---------- Record excerpts ----------

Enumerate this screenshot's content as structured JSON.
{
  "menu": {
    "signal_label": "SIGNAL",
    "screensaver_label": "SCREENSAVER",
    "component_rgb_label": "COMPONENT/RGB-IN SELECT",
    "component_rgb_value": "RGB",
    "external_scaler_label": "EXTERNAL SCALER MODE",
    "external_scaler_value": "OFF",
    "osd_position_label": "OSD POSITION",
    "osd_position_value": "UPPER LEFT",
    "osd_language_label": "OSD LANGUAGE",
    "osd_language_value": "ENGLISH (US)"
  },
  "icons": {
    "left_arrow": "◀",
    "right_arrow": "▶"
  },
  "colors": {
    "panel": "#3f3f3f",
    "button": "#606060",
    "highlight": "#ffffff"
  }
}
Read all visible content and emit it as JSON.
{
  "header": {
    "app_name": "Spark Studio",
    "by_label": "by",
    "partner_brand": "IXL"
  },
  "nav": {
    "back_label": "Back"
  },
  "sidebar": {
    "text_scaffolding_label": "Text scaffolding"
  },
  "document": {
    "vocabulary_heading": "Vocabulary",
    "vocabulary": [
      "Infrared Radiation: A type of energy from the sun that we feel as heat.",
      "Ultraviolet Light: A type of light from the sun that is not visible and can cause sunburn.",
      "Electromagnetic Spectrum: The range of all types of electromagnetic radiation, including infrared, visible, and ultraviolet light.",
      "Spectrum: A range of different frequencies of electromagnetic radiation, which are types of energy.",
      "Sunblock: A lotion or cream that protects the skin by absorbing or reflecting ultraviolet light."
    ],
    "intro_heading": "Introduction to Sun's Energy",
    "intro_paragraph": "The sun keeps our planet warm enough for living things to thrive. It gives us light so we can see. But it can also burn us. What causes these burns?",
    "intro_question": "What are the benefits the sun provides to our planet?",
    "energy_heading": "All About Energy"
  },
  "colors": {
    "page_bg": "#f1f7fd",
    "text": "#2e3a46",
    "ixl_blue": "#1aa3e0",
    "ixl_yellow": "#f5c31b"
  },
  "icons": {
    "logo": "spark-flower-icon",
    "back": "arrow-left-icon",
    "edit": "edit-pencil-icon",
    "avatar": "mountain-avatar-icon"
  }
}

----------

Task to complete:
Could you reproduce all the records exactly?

Result below:
Enumerate this screenshot's content as structured JSON.
{
  "menu": {
    "signal_label": "SIGNAL",
    "screensaver_label": "SCREENSAVER",
    "component_rgb_label": "COMPONENT/RGB-IN SELECT",
    "component_rgb_value": "RGB",
    "external_scaler_label": "EXTERNAL SCALER MODE",
    "external_scaler_value": "OFF",
    "osd_position_label": "OSD POSITION",
    "osd_position_value": "UPPER LEFT",
    "osd_language_label": "OSD LANGUAGE",
    "osd_language_value": "ENGLISH (US)"
  },
  "icons": {
    "left_arrow": "◀",
    "right_arrow": "▶"
  },
  "colors": {
    "panel": "#3f3f3f",
    "button": "#606060",
    "highlight": "#ffffff"
  }
}
Read all visible content and emit it as JSON.
{
  "header": {
    "app_name": "Spark Studio",
    "by_label": "by",
    "partner_brand": "IXL"
  },
  "nav": {
    "back_label": "Back"
  },
  "sidebar": {
    "text_scaffolding_label": "Text scaffolding"
  },
  "document": {
    "vocabulary_heading": "Vocabulary",
    "vocabulary": [
      "Infrared Radiation: A type of energy from the sun that we feel as heat.",
      "Ultraviolet Light: A type of light from the sun that is not visible and can cause sunburn.",
      "Electromagnetic Spectrum: The range of all types of electromagnetic radiation, including infrared, visible, and ultraviolet light.",
      "Spectrum: A range of different frequencies of electromagnetic radiation, which are types of energy.",
      "Sunblock: A lotion or cream that protects the skin by absorbing or reflecting ultraviolet light."
    ],
    "intro_heading": "Introduction to Sun's Energy",
    "intro_paragraph": "The sun keeps our planet warm enough for living things to thrive. It gives us light so we can see. But it can also burn us. What causes these burns?",
    "intro_question": "What are the benefits the sun provides to our planet?",
    "energy_heading": "All About Energy"
  },
  "colors": {
    "page_bg": "#f1f7fd",
    "text": "#2e3a46",
    "ixl_blue": "#1aa3e0",
    "ixl_yellow": "#f5c31b"
  },
  "icons": {
    "logo": "spark-flower-icon",
    "back": "arrow-left-icon",
    "edit": "edit-pencil-icon",
    "avatar": "mountain-avatar-icon"
  }
}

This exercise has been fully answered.